Calling balls and strikes can be a difficult job, but MLB umpire Nate Tomlinson had a particularly rough night behind the plate Friday night at Dodger Stadium in Los Angeles.
Unless you ask the Dodgers, that is.
The Giants ultimately walked away with a 7-5 victory over their longtime rivals after 11 hard-fought innings, but the balls and strikes Tomlinson called during the game nearly hand-delivered the Dodgers a win.
Tomlinson missed a total of 12 calls behind the plate Friday, calling two balls on batters that actually were strikes and 10 strikes that in fact were balls. His 86-percent called strike accuracy during the game was two percent lower than the league average, and his calls on the night resulted in an overall favor of plus-2.44 runs for Los Angeles.
Per Umpire Scorecards, favor metrics represent the impact of an umpire on a team’s or game’s expected runs. Friday night’s 2.44 runs in favor of the Dodgers is the fourth-largest gap of the season in favor of a home team, behind umpire Edwin Moscoso’s 2.45 runs in favor of the San Diego Padres on Thursday, CB Bucknor’s 2.63 runs in the Texas Rangers’ favor April 1 and Lance Barksdale’s 3.17 runs in favor of the Kansas City Royals on May 26.
So far this season, the Giants’ win over the Dodgers is just one of eight games this season with a favor metric greater than two runs.
On Friday night, the game’s most impactful missed call came in the top of the eighth inning, when Giants outfielder Mike Yastrzemski struck out looking on a full count with two outs and the bases loaded.

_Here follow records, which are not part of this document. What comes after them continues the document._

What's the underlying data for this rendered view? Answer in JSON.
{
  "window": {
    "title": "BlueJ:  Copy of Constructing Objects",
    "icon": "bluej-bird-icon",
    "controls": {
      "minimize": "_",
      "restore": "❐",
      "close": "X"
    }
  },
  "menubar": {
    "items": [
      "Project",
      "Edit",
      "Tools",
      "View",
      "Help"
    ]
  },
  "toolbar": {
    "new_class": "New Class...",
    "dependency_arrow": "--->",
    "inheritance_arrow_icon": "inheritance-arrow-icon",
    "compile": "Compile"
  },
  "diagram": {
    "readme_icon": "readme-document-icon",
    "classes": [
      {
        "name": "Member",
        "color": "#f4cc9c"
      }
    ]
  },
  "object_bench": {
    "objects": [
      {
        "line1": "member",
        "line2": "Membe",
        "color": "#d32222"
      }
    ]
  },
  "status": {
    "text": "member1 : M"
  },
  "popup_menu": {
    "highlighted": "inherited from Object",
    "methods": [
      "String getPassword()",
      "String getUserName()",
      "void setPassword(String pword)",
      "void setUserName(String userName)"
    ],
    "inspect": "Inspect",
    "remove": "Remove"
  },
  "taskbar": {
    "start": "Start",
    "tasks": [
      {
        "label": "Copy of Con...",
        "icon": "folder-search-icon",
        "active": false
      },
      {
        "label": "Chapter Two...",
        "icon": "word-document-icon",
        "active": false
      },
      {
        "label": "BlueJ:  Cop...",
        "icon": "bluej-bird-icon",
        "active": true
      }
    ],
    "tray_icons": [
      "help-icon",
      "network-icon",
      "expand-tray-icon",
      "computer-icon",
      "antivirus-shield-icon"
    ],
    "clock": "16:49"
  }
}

With a 5-4 lead, the missed call took away a prime opportunity for the Giants to tack on some insurance. It proved especially costly after the Dodgers came back to tie the game in the ninth.
The other two most impactful calls went against the Giants, too — a called strike three on Michael Conforto that was up in the zone in the top of fourth, and another called strike on Wilmer Flores in the second that also was too high.
In the grand scheme of things, the Giants pulled off a win over the Dodgers regardless. But with the NL West standings as tight as they are, every pitch is incredibly important — especially within the division.